Did I mention that today was a lucky day? Well then, you shouldn't be surprised to know that I was soon to encounter a few of my favorite paddling companions...the local couch potato Gray Whales! I call them "couch potatoes" because this group of whales doesn't usually bother to swim between Baja and Alaska every year. They seem content to just hang around here year 'round, and that's just fine with me. For the next hour or so, as I paddle slowly along, I'm surrounded by my spyhopping, gracefully swimming old friends. I so love it when they will come right alongside and roll over just enough to pop one eye out of the water in my direction, and I got to see lots of this eyeballing action today! I've been paddling with this same group of whales for ten years now, and it is never, ever, any less of a thrill for me...every time. I'm just so grateful for the opportunity to experience these magnificent creatures in such an up close and personal way. After a while, the whales have had enough of me, and they swim off to somewhere else. I offer a silent "thanks for the visit!" as they swim away, and resume my paddle home.

Some time ago, someone carved out a few small caves in the face of the soft, ever eroding bluffs just north of Iron Springs, with steps carved into the bluffs to reach them. I often like to climb up into these caves to sit and look out over the sea. Since I was getting pretty close to home, and I still had plenty of sunlight left, I decided to land, stretch my legs, and sit in a cave for a bit. In the subject line of this post, I mentioned "White skies", but that doesn't really do it justice. Indeed, the sky was white, but the shades and shapes of white, with the sun offering just the right amount of back lighting, created an ever changing, very dramatic skyscape. Sitting in my cave, just 40 feet or so above sea level, the view of beach, sea, and sky that stretched out before me was mesmerizing. Even if I had remembered to bring my camera, I doubt that I'd try to capture it, as it was just too big and amazing to fit into a little photograph. As usual, I just let my eyes drink it all in, and remind my heart to never forget.

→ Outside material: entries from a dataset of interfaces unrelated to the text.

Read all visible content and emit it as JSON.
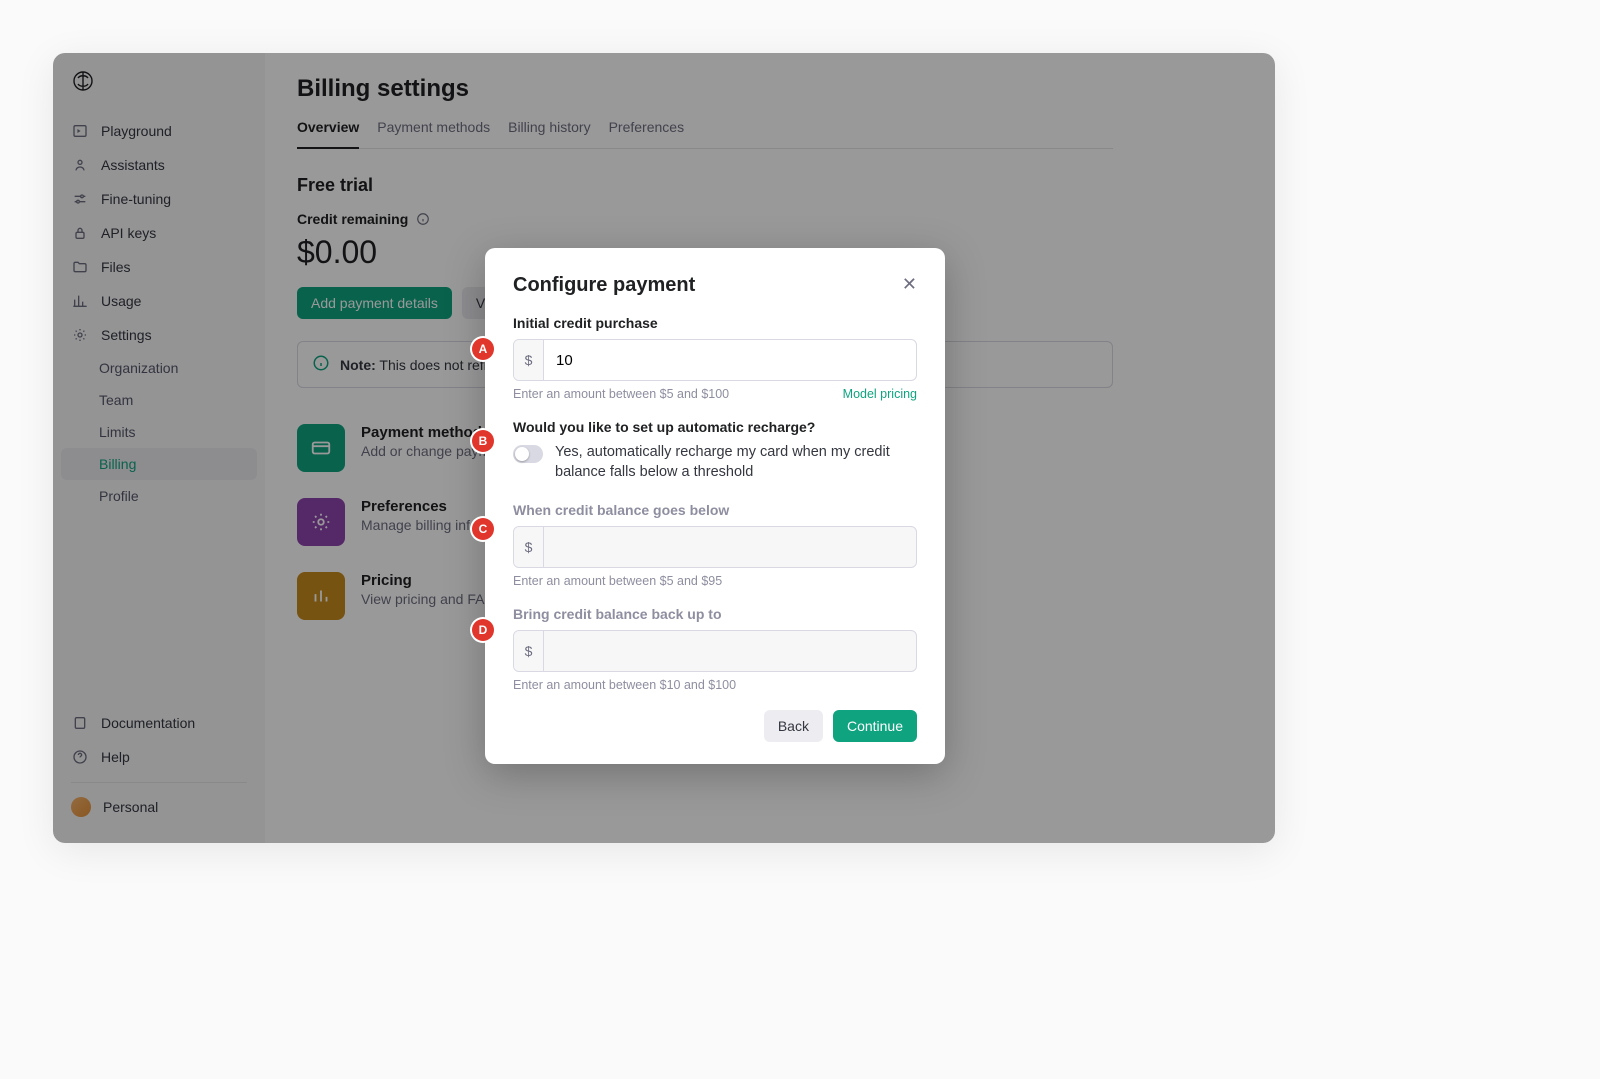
{
  "sidebar": {
    "items": [
      {
        "label": "Playground"
      },
      {
        "label": "Assistants"
      },
      {
        "label": "Fine-tuning"
      },
      {
        "label": "API keys"
      },
      {
        "label": "Files"
      },
      {
        "label": "Usage"
      },
      {
        "label": "Settings"
      }
    ],
    "sub_items": [
      {
        "label": "Organization"
      },
      {
        "label": "Team"
      },
      {
        "label": "Limits"
      },
      {
        "label": "Billing"
      },
      {
        "label": "Profile"
      }
    ],
    "footer": {
      "documentation": "Documentation",
      "help": "Help",
      "account": "Personal"
    }
  },
  "page": {
    "title": "Billing settings",
    "tabs": [
      "Overview",
      "Payment methods",
      "Billing history",
      "Preferences"
    ],
    "active_tab": 0,
    "section_heading": "Free trial",
    "credit_label": "Credit remaining",
    "credit_amount": "$0.00",
    "buttons": {
      "add_payment": "Add payment details",
      "view_usage": "View usage"
    },
    "note_bold": "Note:",
    "note_text": " This does not reflect the status of your ChatGPT account.",
    "cards": [
      {
        "title": "Payment methods",
        "sub": "Add or change payment method"
      },
      {
        "title": "Preferences",
        "sub": "Manage billing information"
      },
      {
        "title": "Pricing",
        "sub": "View pricing and FAQs"
      }
    ]
  },
  "modal": {
    "title": "Configure payment",
    "initial_label": "Initial credit purchase",
    "currency_symbol": "$",
    "initial_value": "10",
    "initial_hint": "Enter an amount between $5 and $100",
    "pricing_link": "Model pricing",
    "auto_label": "Would you like to set up automatic recharge?",
    "auto_toggle_text": "Yes, automatically recharge my card when my credit balance falls below a threshold",
    "below_label": "When credit balance goes below",
    "below_hint": "Enter an amount between $5 and $95",
    "upto_label": "Bring credit balance back up to",
    "upto_hint": "Enter an amount between $10 and $100",
    "back_label": "Back",
    "continue_label": "Continue"
  },
  "markers": [
    "A",
    "B",
    "C",
    "D"
  ]
}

Legs stretched, eyes and heart full to overflowing, I climb back into my boat for the last few miles of today's fine paddle. The sun is falling lower in the sky, and as I paddle this last little stretch, I'm feeling like I just want to keep going, and going, and going. Oh well, tomorrow's another day, and I'll just have to see what happens then.

PS: It RAINS all the time here! You'll be MISERABLE!


About 30 miles down the coast from Taholah is Ocean Shores. In Ocean Shores there are several large hotels, some B&Bs, and the Quinault Indian resort and casino. There's also a State Park near Ocean Shores, where camping and RV facilities are available. Along SR 109 north of Ocean shores are several RV parks, some with small motel/cabin facilities. Nothing at Taholah itself.


Since it's part of the Quinault Indian Nation, if one wants to land or launch at Grenville Bay, a day permit must be acquired at the Quinault Tribal headquarters at Taholah. Nominal fee.


North on State Route 109 to Taholah (end of SR 109). This is the "coast road" in this area, so it's impossible to miss.


There are maps, books, and charts available, and these are easy to find, but since I live here, my local knowledge of the area comes from my own personal experiences.
  • Skill Level: Beginner
  • Water Type: Open Water/Ocean
  • Group Rates: No

Locations on this Trip